There was a proto-punk band called The Punks and Blondie could also be considered proto-punk, but The Ramones were eventually recognised as such. For some reason, especially commercial reasons at that (Death and Jayne Country were probably too left-field to be readily embraced by the mainstream). I think that’s the easiest one.
If you want to know how inevitable post-anime could be, look no further than post-punk’s history. Post-punk practically came after punk rock and adapts punk rock to much wider influences. Especially now that punk rock ceased to exist in its current form at that time. Public Image Limited came after Sex Pistols, The Cure went from a straightforward punk band to one of the most accessible Goth bands to date and even The Clash dabbled in reggae soon after.
Especially once the 1980s dawned. Logically and parsimoniously, punk rock is directly based on glam rock in the sense of marrying trashy sounds to equally ironic trashy fashion sense. (Malcolm McLaren managed the New York Dolls before moving onto the Sex Pistols, Mick Jones admitted to being influenced by David Bowie and Sid Vicious modelled his hair after his.) Maybe not always nor consistently the case.
If I’m not mistaken, there were already mangaka influenced by western movies and comics before I was born let alone come to recognise these franchises. What post-anime would do’s to take in Western influences as substitutes/replacements after anime died. Pretty much what post-punk musicians did.

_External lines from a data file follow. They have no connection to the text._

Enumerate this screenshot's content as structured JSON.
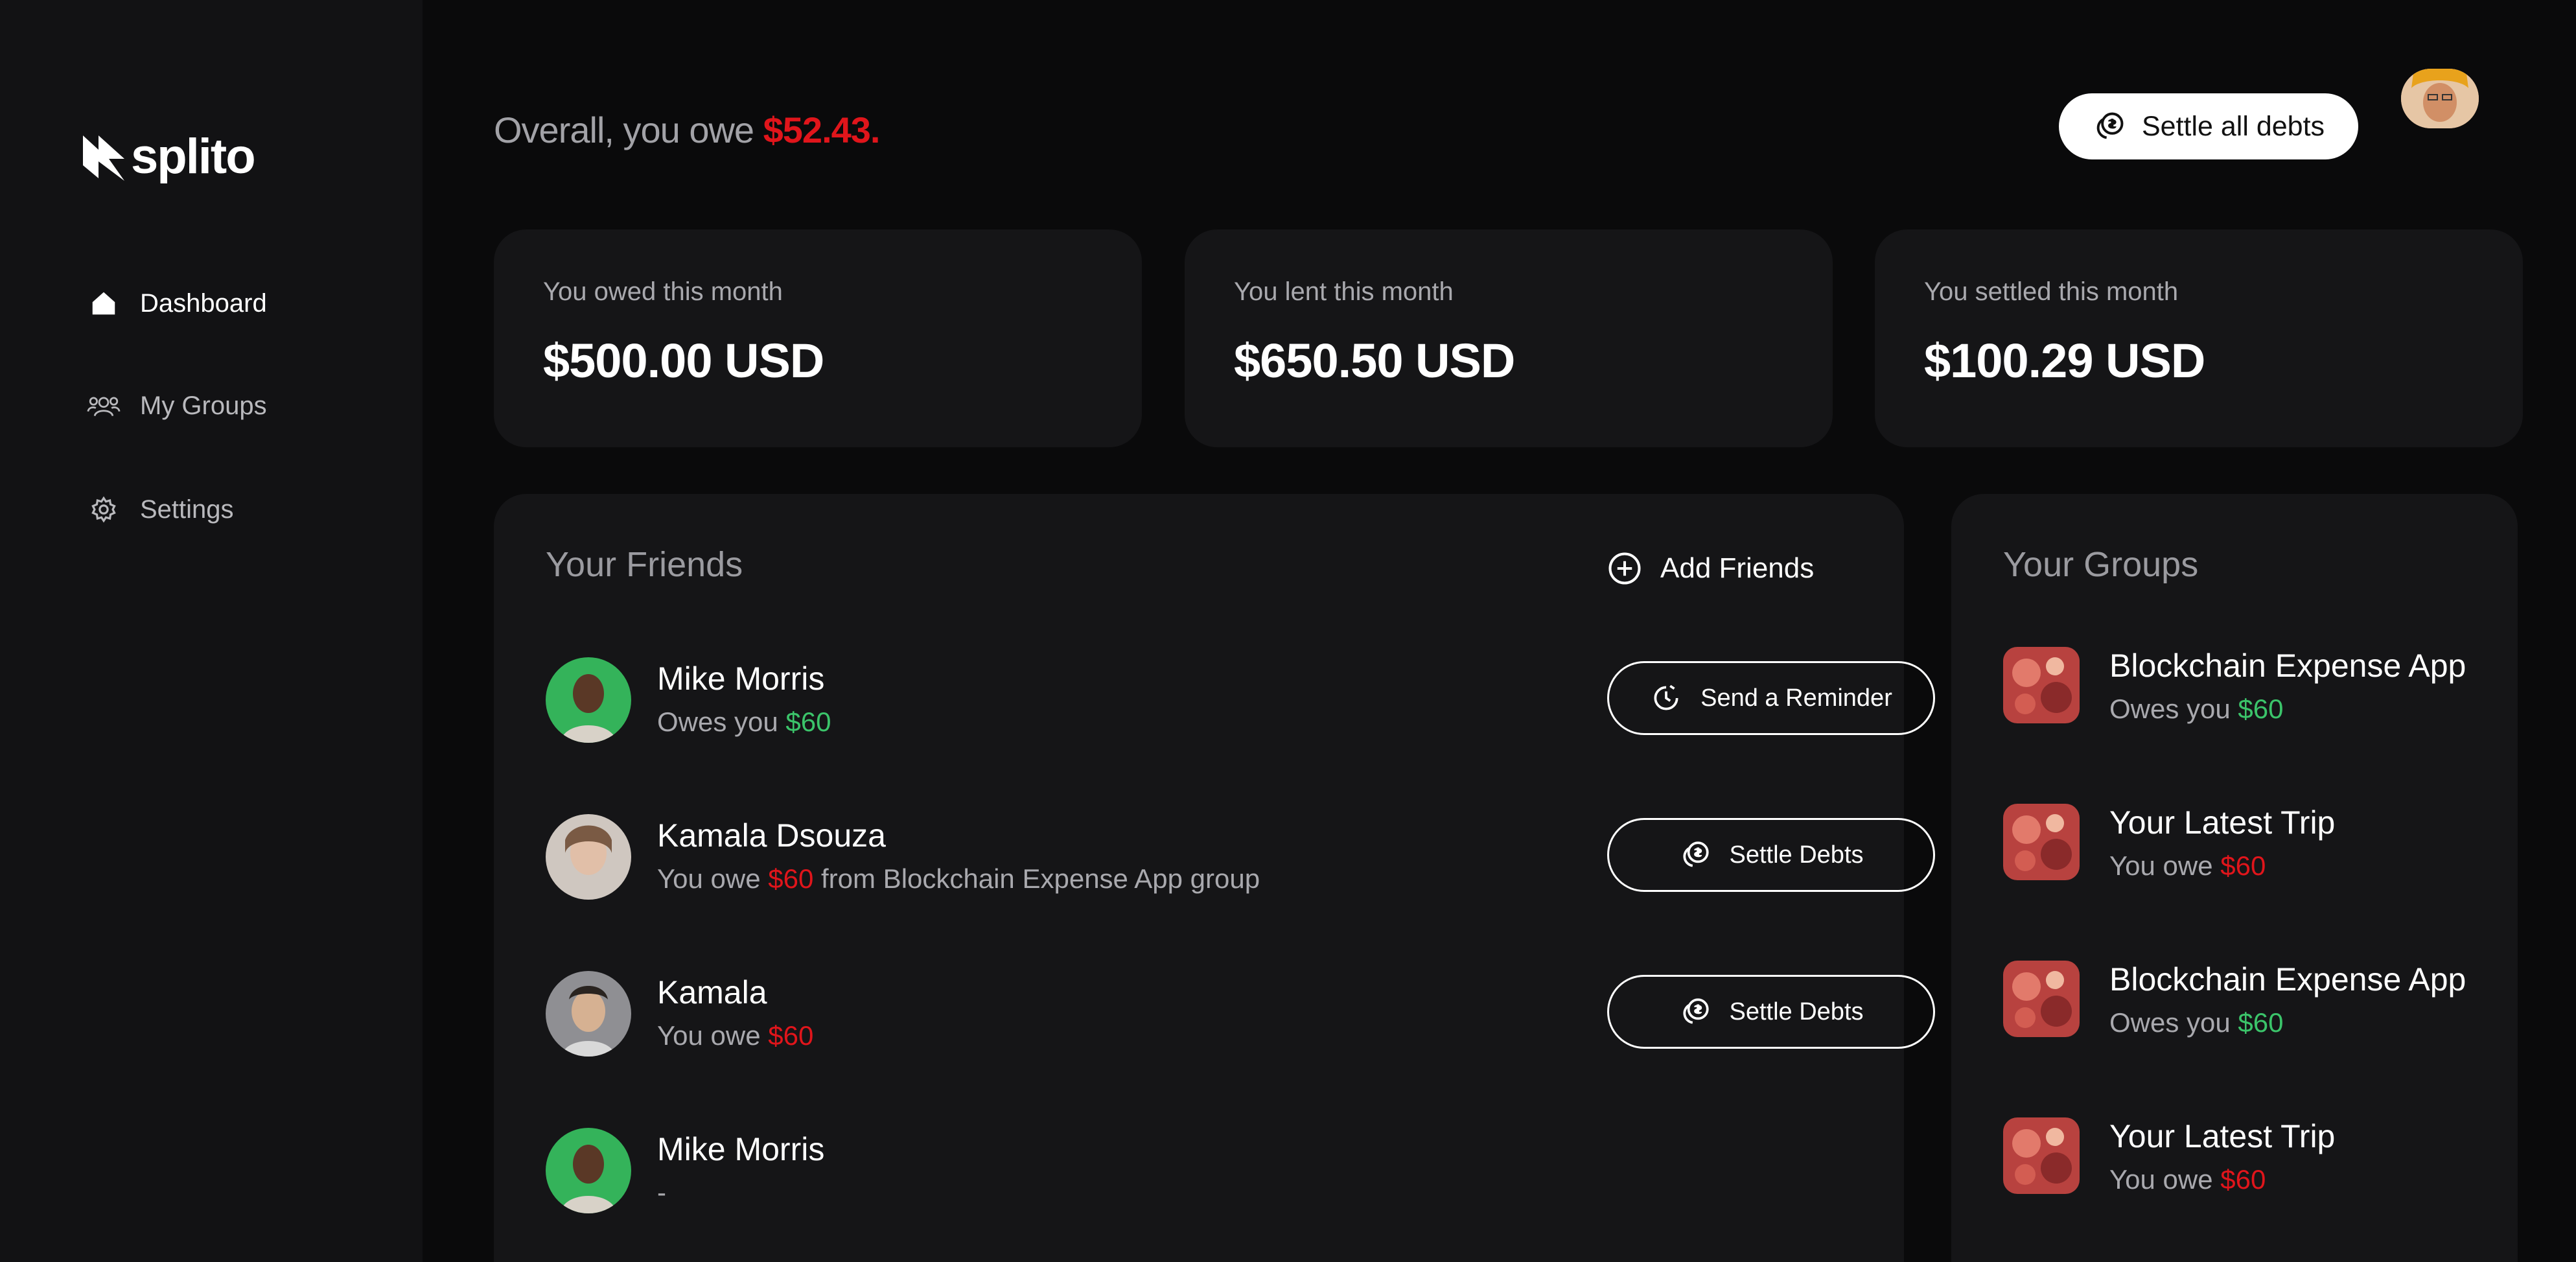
{
  "app": {
    "logo_text": "splito"
  },
  "sidebar": {
    "items": [
      {
        "label": "Dashboard",
        "icon": "home-icon",
        "active": true
      },
      {
        "label": "My Groups",
        "icon": "users-icon",
        "active": false
      },
      {
        "label": "Settings",
        "icon": "gear-icon",
        "active": false
      }
    ]
  },
  "header": {
    "overall_prefix": "Overall, you owe ",
    "overall_amount": "$52.43.",
    "settle_all_label": "Settle all debts",
    "settle_all_icon": "coins-icon"
  },
  "stats": [
    {
      "label": "You owed this month",
      "value": "$500.00 USD"
    },
    {
      "label": "You lent this month",
      "value": "$650.50 USD"
    },
    {
      "label": "You settled this month",
      "value": "$100.29 USD"
    }
  ],
  "friends": {
    "title": "Your Friends",
    "add_label": "Add Friends",
    "add_icon": "plus-circle-icon",
    "items": [
      {
        "name": "Mike Morris",
        "prefix": "Owes you ",
        "amount": "$60",
        "suffix": "",
        "amount_color": "#3bc46a",
        "action": "Send a Reminder",
        "action_icon": "clock-icon"
      },
      {
        "name": "Kamala Dsouza",
        "prefix": "You owe ",
        "amount": "$60",
        "suffix": " from Blockchain Expense App group",
        "amount_color": "#e0151b",
        "action": "Settle Debts",
        "action_icon": "coins-icon"
      },
      {
        "name": "Kamala",
        "prefix": "You owe ",
        "amount": "$60",
        "suffix": "",
        "amount_color": "#e0151b",
        "action": "Settle Debts",
        "action_icon": "coins-icon"
      },
      {
        "name": "Mike Morris",
        "prefix": "-",
        "amount": "",
        "suffix": "",
        "amount_color": "#a9a9ae",
        "action": "",
        "action_icon": ""
      }
    ]
  },
  "groups": {
    "title": "Your Groups",
    "items": [
      {
        "name": "Blockchain Expense App",
        "prefix": "Owes you ",
        "amount": "$60"
      },
      {
        "name": "Your Latest Trip",
        "prefix": "You owe ",
        "amount": "$60"
      },
      {
        "name": "Blockchain Expense App",
        "prefix": "Owes you ",
        "amount": "$60"
      },
      {
        "name": "Your Latest Trip",
        "prefix": "You owe ",
        "amount": "$60"
      }
    ]
  },
  "colors": {
    "accent_red": "#e0151b",
    "accent_green": "#3bc46a",
    "background": "#0a0a0b",
    "card": "#151517"
  }
}
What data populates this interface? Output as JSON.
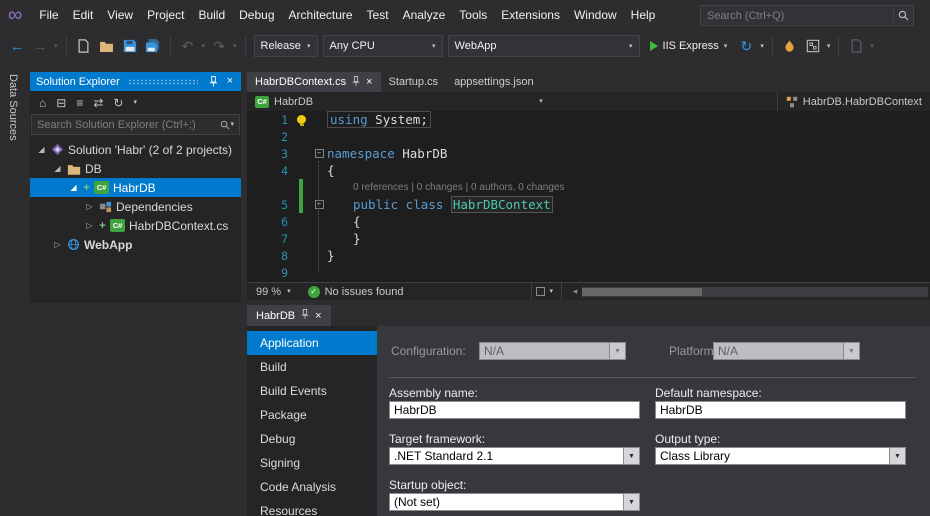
{
  "titlebar": {
    "menus": [
      "File",
      "Edit",
      "View",
      "Project",
      "Build",
      "Debug",
      "Architecture",
      "Test",
      "Analyze",
      "Tools",
      "Extensions",
      "Window",
      "Help"
    ],
    "search_placeholder": "Search (Ctrl+Q)"
  },
  "toolbar": {
    "config": "Release",
    "platform": "Any CPU",
    "startup_project": "WebApp",
    "run": "IIS Express"
  },
  "side_strip": {
    "label": "Data Sources"
  },
  "solution_explorer": {
    "title": "Solution Explorer",
    "search_placeholder": "Search Solution Explorer (Ctrl+;)",
    "items": {
      "solution": "Solution 'Habr' (2 of 2 projects)",
      "db": "DB",
      "habrdb": "HabrDB",
      "dependencies": "Dependencies",
      "context_file": "HabrDBContext.cs",
      "webapp": "WebApp"
    }
  },
  "editor": {
    "tabs": [
      "HabrDBContext.cs",
      "Startup.cs",
      "appsettings.json"
    ],
    "breadcrumb": "HabrDB",
    "type_nav": "HabrDB.HabrDBContext",
    "zoom": "99 %",
    "status": "No issues found",
    "code": {
      "nums": [
        "1",
        "2",
        "3",
        "4",
        "5",
        "6",
        "7",
        "8",
        "9"
      ],
      "l1_kw": "using",
      "l1_rest": " System;",
      "l3_kw": "namespace",
      "l3_name": " HabrDB",
      "l4": "{",
      "lens": "0 references | 0 changes | 0 authors, 0 changes",
      "l5_kw": "public class ",
      "l5_name": "HabrDBContext",
      "l6": "{",
      "l7": "}",
      "l8": "}"
    }
  },
  "properties": {
    "tab": "HabrDB",
    "nav": [
      "Application",
      "Build",
      "Build Events",
      "Package",
      "Debug",
      "Signing",
      "Code Analysis",
      "Resources"
    ],
    "configuration_label": "Configuration:",
    "configuration_value": "N/A",
    "platform_label": "Platform:",
    "platform_value": "N/A",
    "assembly_label": "Assembly name:",
    "assembly_value": "HabrDB",
    "default_namespace_label": "Default namespace:",
    "default_namespace_value": "HabrDB",
    "target_framework_label": "Target framework:",
    "target_framework_value": ".NET Standard 2.1",
    "output_type_label": "Output type:",
    "output_type_value": "Class Library",
    "startup_object_label": "Startup object:",
    "startup_object_value": "(Not set)"
  },
  "icons": {
    "logo": "∞",
    "caret": "▾",
    "back": "←",
    "forward": "→",
    "undo": "↶",
    "redo": "↷",
    "refresh": "↻",
    "home": "⌂",
    "collapse_all": "⊟",
    "show_all": "≡",
    "sync": "⇄",
    "close": "×",
    "check": "✓",
    "minus": "−",
    "twisty_open": "◢",
    "twisty_closed": "▷",
    "plus": "+",
    "scroll_left": "◂"
  }
}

I suspect whoever qualifies as a poseur is up to anybody’s guess but something that those really into music (especially the obscure ones) would know. I actually got called a poseur once for trying to get into punk rock and I even had my uncle seemingly defend me (which helps as he’s the right age to get into early punk rock like The Adverts with their song ‘Look into Gary Gilmore’s Eyes’).
Almost as if some of the more normal looking people are one of those really into such truly edgy music like Wayne/Jayne County and the Backstreet Boys/Electric Chairs (I’m not making this up, there’s a glam punk called that before) and New York Dolls. Admittedly I can’t remember what he actually said but it’s more in the lines of being an early adopter of sorts dissing newbies.
Conversely speaking, given YouTuber Kaya Lily sometimes not considered Goth despite dressing like it might it be parsimonious that normal people who listen to Top 40 but make their own clothes be closer to the platonic Goth or Punk ideal of making clothes by yourself. There are normal-looking people who listen to some Goth music.
Especially the more accessible 80s variety. They may not be that involved in the Goth scene much but that’s the funny thing about some people who listen to niche music a lot. They don’t look anything remarkable but do know that the likes of Iggy Pop and the Stooges, Velvet Underground, Death and X-Ray Spex exist.
Not necessarily a matter of bad taste but I get the impression that some of my relatives were early adopters of sorts. Thus giving them a big advantage over youngsters whose idea of punk is that of Rancid.